Maybe it’s not that bad?


It’s hard to accept that someone isn’t treating you right. You might think, “It’s not that bad,” ‘cos sometimes they’re nice and fun to be around.

A girl wondering about her relationship

They might have only hurt or scared you once or twice, but that can be enough to make you feel nervous around them.

If you find yourself going along with whatever they want so you don’t upset them, then that’s a sign that things are not okay.

Over time, you can start to lose sight of what you want. The bad news is, it usually gets worse as time goes on.

So what can you do?

Understand what’s happening

  • Ask yourself: Does something about this relationship not feel right? Am I going along with what they want to avoid upsetting them? Are there warning signs of abuse? Take our quiz.
  • Listen to and trust your feelings. If something doesn’t feel right, it probably isn’t.
  • Take the situation seriously. It’s not ok for someone to treat you badly – even if they have only done it once or twice.

Don’t be hard on yourself

  • Abuse can happen to anyone. Abuse is common, and probably other people you know have also experienced it.
  • Don’t blame yourself – it someone has treated you badly, it’s not because there’s something wrong with you. It’s not your fault.
  • Your feelings are important.
  • You have the right to be yourself, and to have your own feelings, opinions and friends.

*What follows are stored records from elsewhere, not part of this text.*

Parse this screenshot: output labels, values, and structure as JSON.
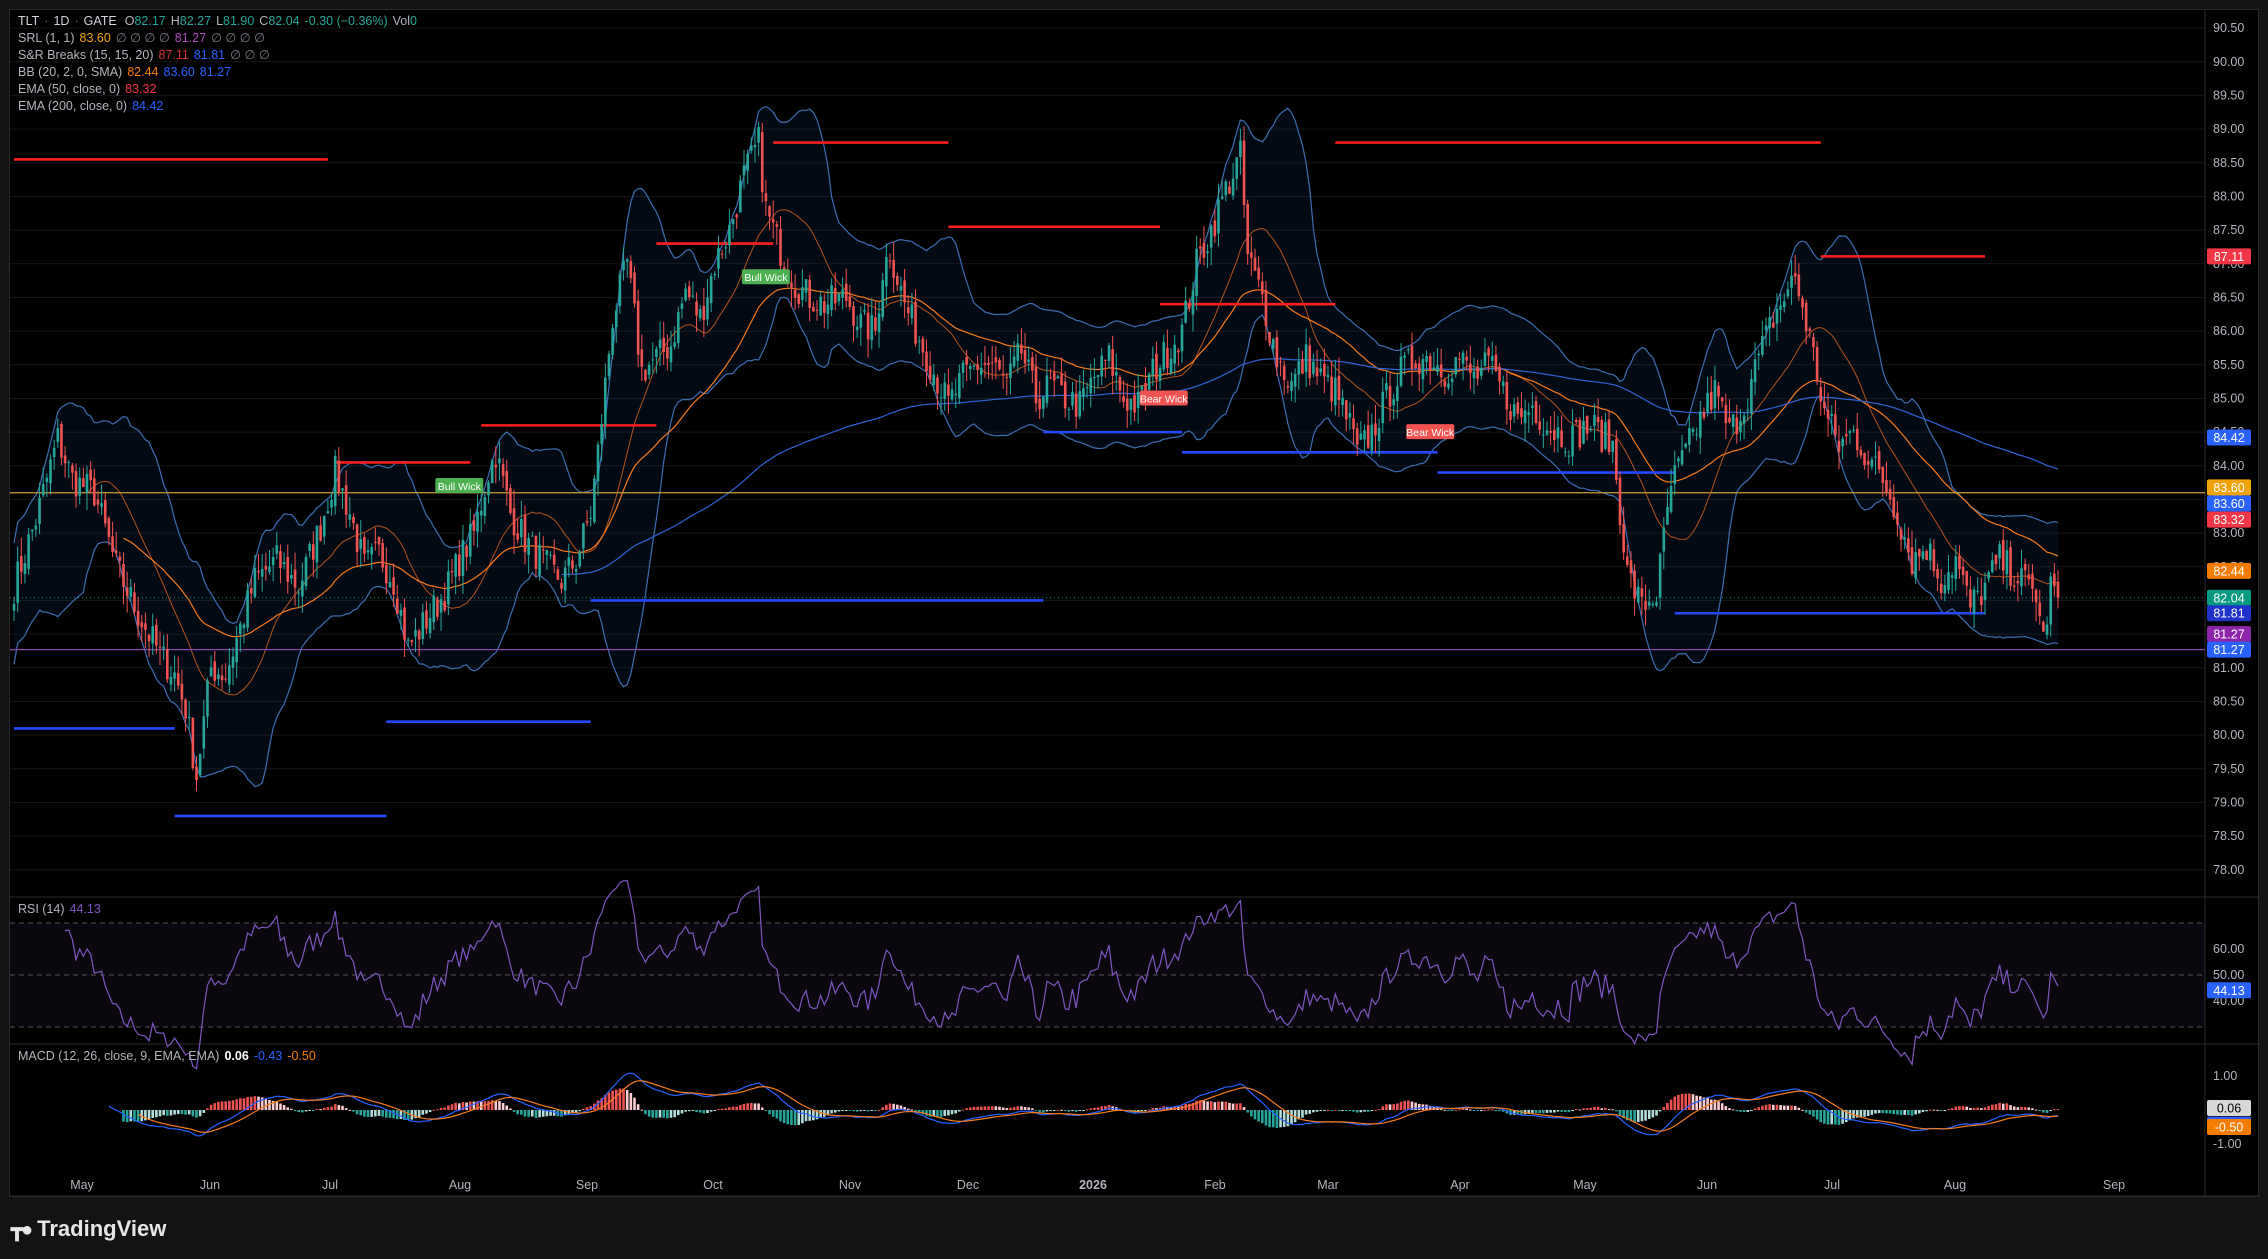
{
  "brand": {
    "name": "TradingView"
  },
  "colors": {
    "up": "#26a69a",
    "down": "#ef5350",
    "res": "#ff1e1e",
    "sup": "#2548ff",
    "bb": "#3d6db3",
    "ema50": "#f57c1f",
    "ema200": "#2f63d6",
    "srl": "#c8a035",
    "rsi": "#7e57c2",
    "srl2": "#8e44ad"
  },
  "legend": {
    "main": {
      "symbol": "TLT",
      "interval": "1D",
      "exchange": "GATE",
      "o_label": "O",
      "o": "82.17",
      "h_label": "H",
      "h": "82.27",
      "l_label": "L",
      "l": "81.90",
      "c_label": "C",
      "c": "82.04",
      "chg": "-0.30 (−0.36%)",
      "vol_label": "Vol",
      "vol": "0"
    },
    "srl": {
      "name": "SRL (1, 1)",
      "v1": "83.60",
      "dots": "∅ ∅ ∅ ∅",
      "v2": "81.27",
      "dots2": "∅ ∅ ∅ ∅"
    },
    "sr": {
      "name": "S&R Breaks (15, 15, 20)",
      "v1": "87.11",
      "v2": "81.81",
      "dots": "∅ ∅ ∅"
    },
    "bb": {
      "name": "BB (20, 2, 0, SMA)",
      "v1": "82.44",
      "v2": "83.60",
      "v3": "81.27"
    },
    "ema50": {
      "name": "EMA (50, close, 0)",
      "v": "83.32"
    },
    "ema200": {
      "name": "EMA (200, close, 0)",
      "v": "84.42"
    },
    "rsi": {
      "name": "RSI (14)",
      "v": "44.13"
    },
    "macd": {
      "name": "MACD (12, 26, close, 9, EMA, EMA)",
      "v1": "0.06",
      "v2": "-0.43",
      "v3": "-0.50"
    }
  },
  "chart_data": [
    {
      "type": "candlestick",
      "title": "TLT · 1D · GATE",
      "x_ticks": [
        "May",
        "Jun",
        "Jul",
        "Aug",
        "Sep",
        "Oct",
        "Nov",
        "Dec",
        "2026",
        "Feb",
        "Mar",
        "Apr",
        "May",
        "Jun",
        "Jul",
        "Aug",
        "Sep"
      ],
      "y_ticks": [
        "78.00",
        "78.50",
        "79.00",
        "79.50",
        "80.00",
        "80.50",
        "81.00",
        "81.50",
        "82.00",
        "82.50",
        "83.00",
        "83.50",
        "84.00",
        "84.50",
        "85.00",
        "85.50",
        "86.00",
        "86.50",
        "87.00",
        "87.50",
        "88.00",
        "88.50",
        "89.00",
        "89.50",
        "90.00",
        "90.50"
      ],
      "ylim": [
        77.7,
        90.65
      ],
      "series_close_path": [
        [
          0,
          82.2
        ],
        [
          6,
          83.2
        ],
        [
          12,
          84.4
        ],
        [
          16,
          83.8
        ],
        [
          22,
          83.6
        ],
        [
          28,
          82.5
        ],
        [
          34,
          81.8
        ],
        [
          40,
          81.2
        ],
        [
          44,
          80.9
        ],
        [
          47,
          80.4
        ],
        [
          50,
          79.4
        ],
        [
          54,
          81.0
        ],
        [
          58,
          80.9
        ],
        [
          62,
          81.6
        ],
        [
          66,
          82.3
        ],
        [
          72,
          82.6
        ],
        [
          78,
          82.2
        ],
        [
          84,
          83.1
        ],
        [
          88,
          83.9
        ],
        [
          92,
          83.3
        ],
        [
          96,
          82.5
        ],
        [
          100,
          82.7
        ],
        [
          104,
          82.3
        ],
        [
          108,
          81.3
        ],
        [
          114,
          81.8
        ],
        [
          118,
          82.1
        ],
        [
          122,
          82.6
        ],
        [
          126,
          83.0
        ],
        [
          130,
          83.9
        ],
        [
          132,
          84.2
        ],
        [
          136,
          83.3
        ],
        [
          140,
          82.9
        ],
        [
          146,
          82.5
        ],
        [
          150,
          82.3
        ],
        [
          154,
          82.6
        ],
        [
          158,
          83.3
        ],
        [
          160,
          84.2
        ],
        [
          164,
          86.2
        ],
        [
          168,
          87.0
        ],
        [
          172,
          85.4
        ],
        [
          176,
          85.6
        ],
        [
          180,
          85.8
        ],
        [
          184,
          86.6
        ],
        [
          188,
          86.2
        ],
        [
          192,
          87.0
        ],
        [
          196,
          87.5
        ],
        [
          200,
          88.3
        ],
        [
          204,
          88.8
        ],
        [
          206,
          87.8
        ],
        [
          210,
          87.2
        ],
        [
          214,
          86.7
        ],
        [
          218,
          86.5
        ],
        [
          222,
          86.4
        ],
        [
          228,
          86.5
        ],
        [
          232,
          86.1
        ],
        [
          236,
          86.0
        ],
        [
          238,
          86.9
        ],
        [
          240,
          87.2
        ],
        [
          244,
          86.4
        ],
        [
          248,
          85.9
        ],
        [
          252,
          85.4
        ],
        [
          256,
          84.9
        ],
        [
          260,
          85.3
        ],
        [
          264,
          85.5
        ],
        [
          268,
          85.5
        ],
        [
          272,
          85.2
        ],
        [
          276,
          85.7
        ],
        [
          280,
          85.0
        ],
        [
          284,
          85.2
        ],
        [
          288,
          85.0
        ],
        [
          292,
          84.9
        ],
        [
          296,
          85.3
        ],
        [
          300,
          85.6
        ],
        [
          304,
          85.0
        ],
        [
          308,
          84.9
        ],
        [
          312,
          85.4
        ],
        [
          316,
          85.7
        ],
        [
          320,
          86.0
        ],
        [
          324,
          87.0
        ],
        [
          328,
          87.5
        ],
        [
          332,
          88.1
        ],
        [
          336,
          88.6
        ],
        [
          338,
          87.1
        ],
        [
          342,
          86.5
        ],
        [
          346,
          85.6
        ],
        [
          350,
          85.2
        ],
        [
          354,
          85.6
        ],
        [
          358,
          85.3
        ],
        [
          362,
          85.1
        ],
        [
          366,
          84.6
        ],
        [
          368,
          84.2
        ],
        [
          372,
          84.5
        ],
        [
          376,
          85.0
        ],
        [
          380,
          85.4
        ],
        [
          384,
          85.6
        ],
        [
          388,
          85.6
        ],
        [
          392,
          85.4
        ],
        [
          396,
          85.6
        ],
        [
          400,
          85.3
        ],
        [
          404,
          85.5
        ],
        [
          408,
          85.1
        ],
        [
          412,
          84.7
        ],
        [
          416,
          84.9
        ],
        [
          420,
          84.6
        ],
        [
          426,
          84.4
        ],
        [
          432,
          84.6
        ],
        [
          438,
          84.3
        ],
        [
          442,
          82.4
        ],
        [
          446,
          81.9
        ],
        [
          450,
          82.1
        ],
        [
          454,
          83.7
        ],
        [
          458,
          84.2
        ],
        [
          462,
          84.7
        ],
        [
          466,
          85.1
        ],
        [
          470,
          84.5
        ],
        [
          474,
          84.9
        ],
        [
          478,
          85.6
        ],
        [
          482,
          86.2
        ],
        [
          486,
          86.6
        ],
        [
          488,
          86.8
        ],
        [
          492,
          85.9
        ],
        [
          496,
          84.8
        ],
        [
          500,
          84.3
        ],
        [
          504,
          84.5
        ],
        [
          508,
          84.1
        ],
        [
          512,
          83.8
        ],
        [
          516,
          83.3
        ],
        [
          520,
          82.6
        ],
        [
          524,
          82.8
        ],
        [
          528,
          82.3
        ],
        [
          532,
          82.6
        ],
        [
          536,
          81.9
        ],
        [
          540,
          82.2
        ],
        [
          544,
          82.6
        ],
        [
          548,
          82.4
        ],
        [
          552,
          82.2
        ],
        [
          554,
          82.1
        ],
        [
          556,
          81.4
        ],
        [
          558,
          82.2
        ],
        [
          560,
          82.04
        ]
      ]
    },
    {
      "type": "line",
      "title": "RSI (14)",
      "y_ticks": [
        "40.00",
        "50.00",
        "60.00"
      ],
      "last": 44.13,
      "bands": [
        30,
        50,
        70
      ]
    },
    {
      "type": "bar",
      "title": "MACD (12, 26, close, 9, EMA, EMA)",
      "y_ticks": [
        "-1.00",
        "0.00",
        "1.00"
      ],
      "histogram_last": 0.06,
      "macd_last": -0.43,
      "signal_last": -0.5
    }
  ],
  "levels": {
    "res": [
      [
        0,
        88.55,
        86
      ],
      [
        88,
        84.05,
        125
      ],
      [
        128,
        84.6,
        176
      ],
      [
        176,
        87.3,
        208
      ],
      [
        208,
        88.8,
        256
      ],
      [
        256,
        87.55,
        314
      ],
      [
        314,
        86.4,
        362
      ],
      [
        362,
        88.8,
        495
      ],
      [
        495,
        87.11,
        540
      ]
    ],
    "sup": [
      [
        0,
        80.1,
        44
      ],
      [
        44,
        78.8,
        102
      ],
      [
        102,
        80.2,
        158
      ],
      [
        158,
        82.0,
        282
      ],
      [
        282,
        84.5,
        320
      ],
      [
        320,
        84.2,
        390
      ],
      [
        390,
        83.9,
        455
      ],
      [
        455,
        81.81,
        540
      ]
    ],
    "srl_upper": 83.6,
    "srl_lower": 81.27,
    "last_close": 82.04
  },
  "annotations": [
    {
      "text": "Bull Wick",
      "bar": 122,
      "price": 83.7,
      "kind": "bull"
    },
    {
      "text": "Bull Wick",
      "bar": 206,
      "price": 86.8,
      "kind": "bull"
    },
    {
      "text": "Bear Wick",
      "bar": 315,
      "price": 85.0,
      "kind": "bear"
    },
    {
      "text": "Bear Wick",
      "bar": 388,
      "price": 84.5,
      "kind": "bear"
    }
  ],
  "price_tags": [
    {
      "text": "87.11",
      "price": 87.11,
      "color": "#f23645"
    },
    {
      "text": "84.42",
      "price": 84.42,
      "color": "#2962ff"
    },
    {
      "text": "83.60",
      "price": 83.68,
      "color": "#f0a30a"
    },
    {
      "text": "83.60",
      "price": 83.44,
      "color": "#2962ff"
    },
    {
      "text": "83.32",
      "price": 83.2,
      "color": "#f23645"
    },
    {
      "text": "82.44",
      "price": 82.44,
      "color": "#f57c00"
    },
    {
      "text": "82.04",
      "price": 82.04,
      "color": "#089981"
    },
    {
      "text": "81.81",
      "price": 81.81,
      "color": "#2033c9"
    },
    {
      "text": "81.27",
      "price": 81.5,
      "color": "#8e24aa"
    },
    {
      "text": "81.27",
      "price": 81.27,
      "color": "#2962ff"
    }
  ],
  "indicator_tags": {
    "rsi": {
      "text": "44.13",
      "color": "#2962ff"
    },
    "macd": [
      {
        "text": "0.06",
        "color": "#d8d8d8",
        "dark": true
      },
      {
        "text": "-0.43",
        "color": "#2962ff"
      },
      {
        "text": "-0.50",
        "color": "#f57c00"
      }
    ]
  }
}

How I can change things?

Should you stay in the relationship or break up? It’s a tough one.

You might still be in love and hope your boyfriend, girlfriend or partner will change. Or you might want to leave but you’re scared to.

Writing down all the frustration and worries helped so much, it drained off the bad feelings and helped for me to put things in perspective.

Read Beth’s story

Protect yourself

No matter whether you decide to stay in the relationship or leave, there are things you can do to make yourself safer.

Talk to someone

Don’t go through this alone – talking to someone can help you to work out what to do. Don’t feel ashamed – abuse isn’t your fault. Get help. Tell a friend, a family member, or contact an expert with experience in dealing with this.

Related links

We like sharing! This text is copyrighted under Creative Commons Attribution-Noncommercial-Share Alike 3.0 Unported license, unless stated otherwise.

We'd love to hear how you use it - please tell us.


Comments are closed.